[Dataset rows for apps and sites]

******************************

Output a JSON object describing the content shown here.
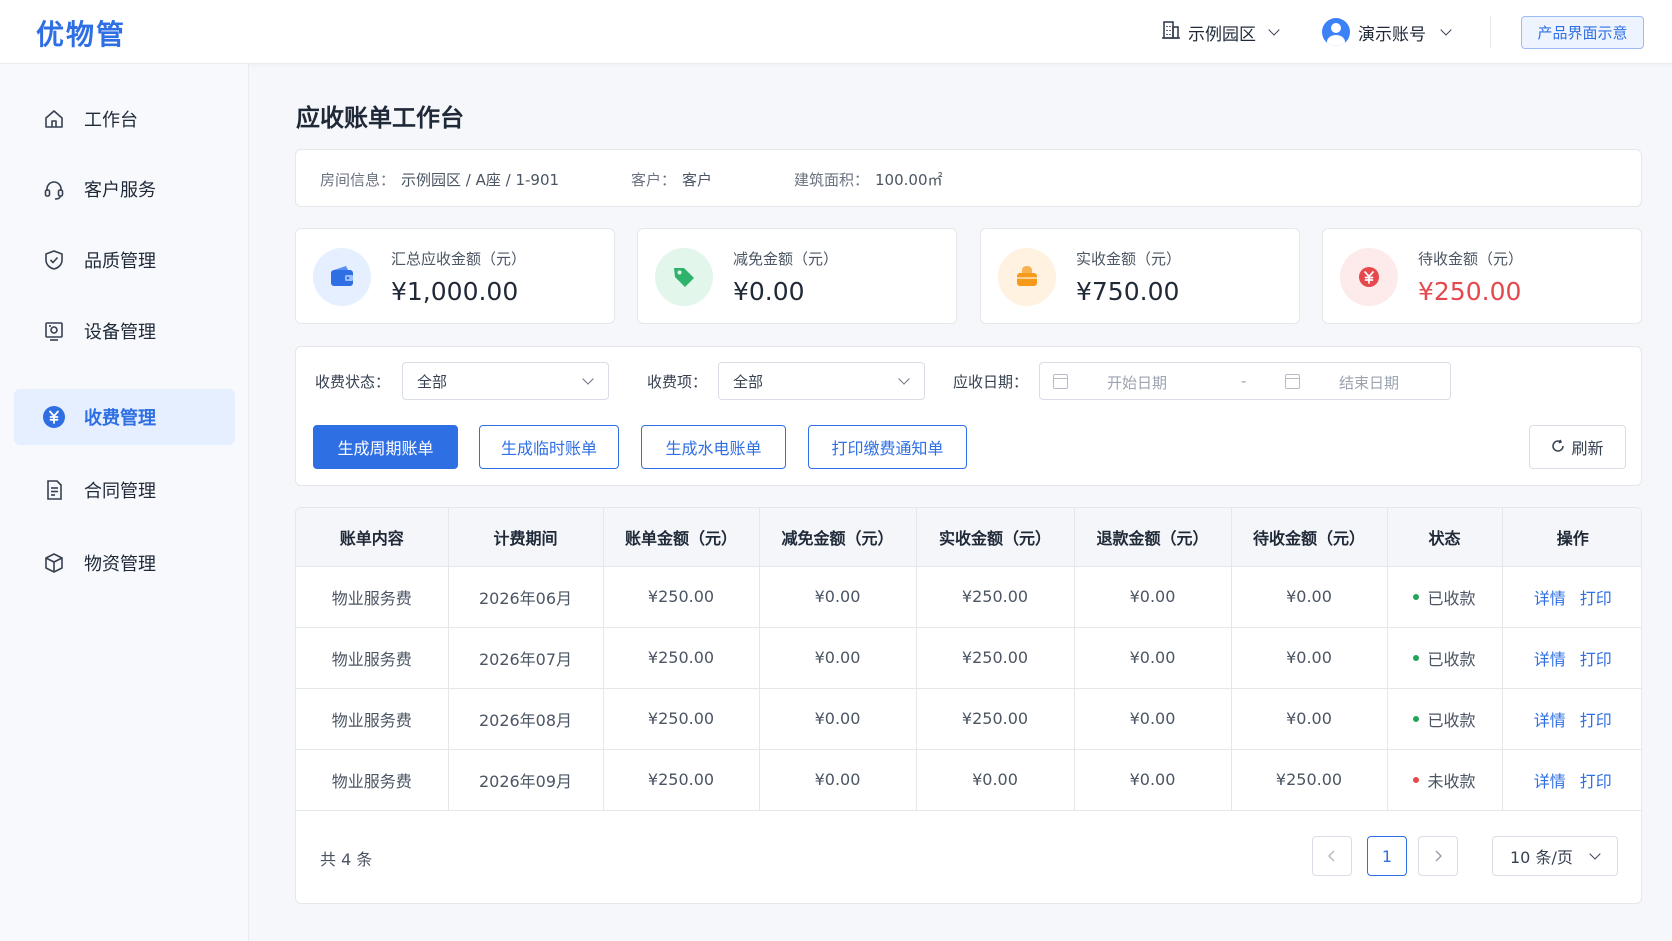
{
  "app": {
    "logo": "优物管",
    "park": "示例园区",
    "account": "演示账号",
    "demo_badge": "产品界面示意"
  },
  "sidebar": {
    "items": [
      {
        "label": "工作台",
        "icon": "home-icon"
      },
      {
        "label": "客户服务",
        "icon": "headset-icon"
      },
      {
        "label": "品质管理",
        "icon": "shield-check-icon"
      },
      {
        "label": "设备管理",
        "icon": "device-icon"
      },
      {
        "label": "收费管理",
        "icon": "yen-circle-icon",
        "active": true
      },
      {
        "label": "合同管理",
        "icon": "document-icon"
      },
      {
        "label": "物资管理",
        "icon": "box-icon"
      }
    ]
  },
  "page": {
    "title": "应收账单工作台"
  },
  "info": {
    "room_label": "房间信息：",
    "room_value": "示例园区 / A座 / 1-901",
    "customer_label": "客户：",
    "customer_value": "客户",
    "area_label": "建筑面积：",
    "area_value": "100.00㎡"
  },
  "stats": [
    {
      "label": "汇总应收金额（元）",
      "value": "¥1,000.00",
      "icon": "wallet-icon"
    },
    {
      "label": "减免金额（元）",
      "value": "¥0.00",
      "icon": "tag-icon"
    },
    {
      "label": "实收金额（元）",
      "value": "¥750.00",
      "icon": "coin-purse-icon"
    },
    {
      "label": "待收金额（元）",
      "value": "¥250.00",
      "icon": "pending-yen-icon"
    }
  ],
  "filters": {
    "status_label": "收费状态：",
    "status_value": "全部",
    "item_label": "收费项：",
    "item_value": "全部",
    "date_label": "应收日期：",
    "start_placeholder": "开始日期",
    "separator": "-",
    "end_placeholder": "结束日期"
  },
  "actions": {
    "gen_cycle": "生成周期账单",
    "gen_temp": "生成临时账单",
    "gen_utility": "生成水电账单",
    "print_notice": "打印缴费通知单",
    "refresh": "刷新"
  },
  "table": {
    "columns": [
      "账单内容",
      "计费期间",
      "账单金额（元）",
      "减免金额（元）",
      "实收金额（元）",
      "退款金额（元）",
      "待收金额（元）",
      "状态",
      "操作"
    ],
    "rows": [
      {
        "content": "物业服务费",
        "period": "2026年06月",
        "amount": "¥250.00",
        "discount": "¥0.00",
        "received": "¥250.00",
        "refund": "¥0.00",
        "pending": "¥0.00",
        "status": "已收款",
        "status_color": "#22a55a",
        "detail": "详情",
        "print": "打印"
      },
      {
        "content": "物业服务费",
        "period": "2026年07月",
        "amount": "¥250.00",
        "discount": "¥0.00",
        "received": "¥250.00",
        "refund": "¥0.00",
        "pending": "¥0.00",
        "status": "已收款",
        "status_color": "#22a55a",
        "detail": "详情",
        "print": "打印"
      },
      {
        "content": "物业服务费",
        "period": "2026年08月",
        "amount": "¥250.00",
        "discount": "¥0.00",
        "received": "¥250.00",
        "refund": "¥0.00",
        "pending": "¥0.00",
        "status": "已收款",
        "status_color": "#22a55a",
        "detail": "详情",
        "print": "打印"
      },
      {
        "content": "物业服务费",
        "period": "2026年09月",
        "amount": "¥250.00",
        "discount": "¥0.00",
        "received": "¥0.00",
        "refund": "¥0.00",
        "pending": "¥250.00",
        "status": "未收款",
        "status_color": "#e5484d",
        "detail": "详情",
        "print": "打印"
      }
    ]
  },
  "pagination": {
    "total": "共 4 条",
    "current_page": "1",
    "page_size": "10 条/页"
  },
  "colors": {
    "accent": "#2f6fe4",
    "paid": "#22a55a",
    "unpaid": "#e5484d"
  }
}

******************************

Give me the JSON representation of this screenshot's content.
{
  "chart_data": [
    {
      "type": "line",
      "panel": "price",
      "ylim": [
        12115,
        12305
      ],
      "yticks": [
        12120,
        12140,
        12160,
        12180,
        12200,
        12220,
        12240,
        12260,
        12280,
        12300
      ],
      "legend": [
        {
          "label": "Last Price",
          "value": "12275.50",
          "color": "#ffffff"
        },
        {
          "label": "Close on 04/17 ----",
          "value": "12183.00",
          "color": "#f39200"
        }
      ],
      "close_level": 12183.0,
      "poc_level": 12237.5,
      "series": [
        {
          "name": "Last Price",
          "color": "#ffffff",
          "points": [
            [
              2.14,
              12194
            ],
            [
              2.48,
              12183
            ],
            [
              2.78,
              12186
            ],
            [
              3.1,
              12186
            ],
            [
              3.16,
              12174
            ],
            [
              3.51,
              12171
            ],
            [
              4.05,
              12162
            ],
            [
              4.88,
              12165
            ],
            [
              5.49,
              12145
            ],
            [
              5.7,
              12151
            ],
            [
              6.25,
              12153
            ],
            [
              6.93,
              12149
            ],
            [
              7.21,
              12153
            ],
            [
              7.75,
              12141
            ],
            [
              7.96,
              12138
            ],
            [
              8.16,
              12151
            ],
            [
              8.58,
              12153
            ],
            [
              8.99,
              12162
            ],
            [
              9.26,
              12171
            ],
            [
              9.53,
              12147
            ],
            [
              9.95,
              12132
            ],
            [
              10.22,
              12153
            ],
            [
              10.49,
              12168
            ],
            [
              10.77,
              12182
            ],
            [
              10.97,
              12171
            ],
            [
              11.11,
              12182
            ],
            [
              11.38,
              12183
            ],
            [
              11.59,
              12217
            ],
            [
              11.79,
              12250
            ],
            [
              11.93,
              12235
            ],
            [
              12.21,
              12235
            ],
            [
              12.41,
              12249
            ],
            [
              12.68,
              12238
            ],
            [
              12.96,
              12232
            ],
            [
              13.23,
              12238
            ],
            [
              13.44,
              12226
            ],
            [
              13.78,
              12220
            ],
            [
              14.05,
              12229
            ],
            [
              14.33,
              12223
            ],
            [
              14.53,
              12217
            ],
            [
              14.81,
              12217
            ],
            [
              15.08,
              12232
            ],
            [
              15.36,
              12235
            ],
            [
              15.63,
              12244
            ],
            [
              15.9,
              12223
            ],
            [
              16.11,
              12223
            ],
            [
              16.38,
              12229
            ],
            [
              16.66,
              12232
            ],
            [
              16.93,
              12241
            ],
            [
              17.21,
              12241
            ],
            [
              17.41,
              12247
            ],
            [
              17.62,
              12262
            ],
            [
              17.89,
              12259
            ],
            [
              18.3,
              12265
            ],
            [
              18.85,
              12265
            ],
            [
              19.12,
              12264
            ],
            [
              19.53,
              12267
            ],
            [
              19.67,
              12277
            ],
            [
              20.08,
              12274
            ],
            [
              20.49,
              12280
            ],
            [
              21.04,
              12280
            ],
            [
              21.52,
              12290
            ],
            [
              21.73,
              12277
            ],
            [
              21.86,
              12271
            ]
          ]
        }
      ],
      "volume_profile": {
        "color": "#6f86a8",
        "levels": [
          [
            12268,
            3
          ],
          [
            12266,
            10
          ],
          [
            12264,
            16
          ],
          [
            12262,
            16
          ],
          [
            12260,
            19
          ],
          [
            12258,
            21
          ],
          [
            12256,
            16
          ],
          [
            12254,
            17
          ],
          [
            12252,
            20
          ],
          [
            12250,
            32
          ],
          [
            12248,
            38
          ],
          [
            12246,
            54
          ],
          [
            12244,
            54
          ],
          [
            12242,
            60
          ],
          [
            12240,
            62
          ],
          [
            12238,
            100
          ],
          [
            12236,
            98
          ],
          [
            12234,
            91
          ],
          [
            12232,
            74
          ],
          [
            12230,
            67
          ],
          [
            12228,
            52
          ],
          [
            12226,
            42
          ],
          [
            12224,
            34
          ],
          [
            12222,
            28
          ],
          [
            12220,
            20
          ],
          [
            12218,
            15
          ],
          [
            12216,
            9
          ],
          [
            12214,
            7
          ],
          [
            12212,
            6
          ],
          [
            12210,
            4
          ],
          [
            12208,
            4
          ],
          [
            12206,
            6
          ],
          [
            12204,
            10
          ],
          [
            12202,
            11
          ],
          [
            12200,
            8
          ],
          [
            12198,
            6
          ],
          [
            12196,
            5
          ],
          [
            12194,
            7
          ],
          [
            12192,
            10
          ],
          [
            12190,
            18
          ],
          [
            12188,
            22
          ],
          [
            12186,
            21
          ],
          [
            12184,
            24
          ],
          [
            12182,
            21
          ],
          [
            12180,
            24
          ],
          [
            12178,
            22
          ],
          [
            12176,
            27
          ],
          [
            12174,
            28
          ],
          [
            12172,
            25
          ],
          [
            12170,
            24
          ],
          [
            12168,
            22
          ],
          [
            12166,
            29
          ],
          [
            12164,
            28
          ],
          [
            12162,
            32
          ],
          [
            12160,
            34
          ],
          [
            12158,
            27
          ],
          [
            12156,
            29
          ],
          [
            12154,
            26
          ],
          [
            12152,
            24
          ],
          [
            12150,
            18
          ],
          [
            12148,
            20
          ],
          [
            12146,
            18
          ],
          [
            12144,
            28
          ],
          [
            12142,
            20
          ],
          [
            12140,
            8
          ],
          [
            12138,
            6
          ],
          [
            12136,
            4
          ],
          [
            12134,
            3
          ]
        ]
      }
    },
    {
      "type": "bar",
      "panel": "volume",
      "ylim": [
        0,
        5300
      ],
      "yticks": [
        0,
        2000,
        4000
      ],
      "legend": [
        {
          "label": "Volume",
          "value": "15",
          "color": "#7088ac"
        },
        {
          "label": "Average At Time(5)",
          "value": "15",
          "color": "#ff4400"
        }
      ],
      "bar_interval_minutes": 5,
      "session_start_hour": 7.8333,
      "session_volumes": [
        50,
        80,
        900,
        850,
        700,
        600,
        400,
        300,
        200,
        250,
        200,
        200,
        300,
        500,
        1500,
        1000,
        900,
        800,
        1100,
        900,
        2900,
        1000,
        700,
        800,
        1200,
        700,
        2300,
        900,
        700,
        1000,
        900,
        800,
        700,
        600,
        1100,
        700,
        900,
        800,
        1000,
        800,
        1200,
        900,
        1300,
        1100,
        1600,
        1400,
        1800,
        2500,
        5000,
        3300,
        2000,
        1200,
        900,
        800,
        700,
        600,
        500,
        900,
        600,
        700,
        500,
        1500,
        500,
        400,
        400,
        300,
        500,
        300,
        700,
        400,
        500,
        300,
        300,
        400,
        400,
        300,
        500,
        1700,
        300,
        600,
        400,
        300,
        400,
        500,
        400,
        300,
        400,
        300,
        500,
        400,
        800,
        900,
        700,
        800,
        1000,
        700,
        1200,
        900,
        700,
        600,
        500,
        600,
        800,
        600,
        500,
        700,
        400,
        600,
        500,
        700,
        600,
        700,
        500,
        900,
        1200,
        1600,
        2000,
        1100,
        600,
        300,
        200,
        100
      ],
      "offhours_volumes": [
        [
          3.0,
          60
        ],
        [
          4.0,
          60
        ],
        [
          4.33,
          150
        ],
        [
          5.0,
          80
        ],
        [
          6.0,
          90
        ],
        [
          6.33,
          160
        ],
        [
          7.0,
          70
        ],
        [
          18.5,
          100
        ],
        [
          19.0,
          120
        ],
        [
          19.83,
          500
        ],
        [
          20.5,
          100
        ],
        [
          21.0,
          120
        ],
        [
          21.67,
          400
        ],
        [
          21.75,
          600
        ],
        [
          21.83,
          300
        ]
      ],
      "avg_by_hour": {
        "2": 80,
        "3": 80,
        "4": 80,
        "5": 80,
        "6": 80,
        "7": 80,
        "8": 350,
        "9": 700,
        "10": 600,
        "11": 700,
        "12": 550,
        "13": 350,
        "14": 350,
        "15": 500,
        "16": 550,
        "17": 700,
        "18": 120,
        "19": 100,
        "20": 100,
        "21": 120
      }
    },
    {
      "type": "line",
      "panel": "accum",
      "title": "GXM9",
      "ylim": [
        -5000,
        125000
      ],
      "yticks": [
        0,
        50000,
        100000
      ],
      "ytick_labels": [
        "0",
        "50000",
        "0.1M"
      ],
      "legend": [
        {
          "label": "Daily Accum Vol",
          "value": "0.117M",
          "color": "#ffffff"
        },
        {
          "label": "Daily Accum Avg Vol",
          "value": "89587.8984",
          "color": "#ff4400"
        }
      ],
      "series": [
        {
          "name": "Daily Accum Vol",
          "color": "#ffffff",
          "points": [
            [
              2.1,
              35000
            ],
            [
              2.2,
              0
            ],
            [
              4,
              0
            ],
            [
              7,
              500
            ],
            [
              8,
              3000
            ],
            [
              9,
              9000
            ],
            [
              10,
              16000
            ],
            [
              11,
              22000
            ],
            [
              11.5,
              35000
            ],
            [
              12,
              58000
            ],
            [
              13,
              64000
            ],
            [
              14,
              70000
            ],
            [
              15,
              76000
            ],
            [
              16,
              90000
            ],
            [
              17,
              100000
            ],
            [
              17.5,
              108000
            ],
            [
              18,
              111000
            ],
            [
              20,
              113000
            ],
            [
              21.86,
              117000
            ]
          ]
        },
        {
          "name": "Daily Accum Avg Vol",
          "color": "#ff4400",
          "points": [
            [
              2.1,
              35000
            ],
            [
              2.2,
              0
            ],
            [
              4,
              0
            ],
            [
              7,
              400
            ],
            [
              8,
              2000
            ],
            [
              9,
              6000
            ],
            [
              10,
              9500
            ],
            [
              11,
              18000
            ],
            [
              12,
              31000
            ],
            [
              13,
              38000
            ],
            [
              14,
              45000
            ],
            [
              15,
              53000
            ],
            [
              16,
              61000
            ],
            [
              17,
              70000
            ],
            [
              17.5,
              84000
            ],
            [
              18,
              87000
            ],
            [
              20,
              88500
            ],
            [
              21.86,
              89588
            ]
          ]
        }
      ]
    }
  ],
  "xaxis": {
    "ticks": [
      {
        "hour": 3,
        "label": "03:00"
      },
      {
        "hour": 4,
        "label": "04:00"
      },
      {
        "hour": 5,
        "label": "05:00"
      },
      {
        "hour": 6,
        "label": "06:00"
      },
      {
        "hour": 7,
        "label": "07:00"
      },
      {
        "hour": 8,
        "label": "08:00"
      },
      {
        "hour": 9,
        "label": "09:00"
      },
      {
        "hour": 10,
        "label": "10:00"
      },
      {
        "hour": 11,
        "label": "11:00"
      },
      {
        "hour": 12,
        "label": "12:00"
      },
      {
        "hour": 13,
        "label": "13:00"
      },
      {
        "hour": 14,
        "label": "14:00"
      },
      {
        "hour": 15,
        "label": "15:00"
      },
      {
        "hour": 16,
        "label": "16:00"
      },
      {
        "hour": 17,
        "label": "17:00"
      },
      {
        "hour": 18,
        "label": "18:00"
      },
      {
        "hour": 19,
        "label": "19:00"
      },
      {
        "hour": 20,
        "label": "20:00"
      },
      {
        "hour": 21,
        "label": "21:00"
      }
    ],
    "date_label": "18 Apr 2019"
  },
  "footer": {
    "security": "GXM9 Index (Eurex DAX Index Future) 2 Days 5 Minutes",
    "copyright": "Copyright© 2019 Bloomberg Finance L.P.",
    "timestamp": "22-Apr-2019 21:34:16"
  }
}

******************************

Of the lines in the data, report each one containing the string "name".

**Written answer**
          "name": "Last Price",
          "name": "Daily Accum Vol",
          "name": "Daily Accum Avg Vol",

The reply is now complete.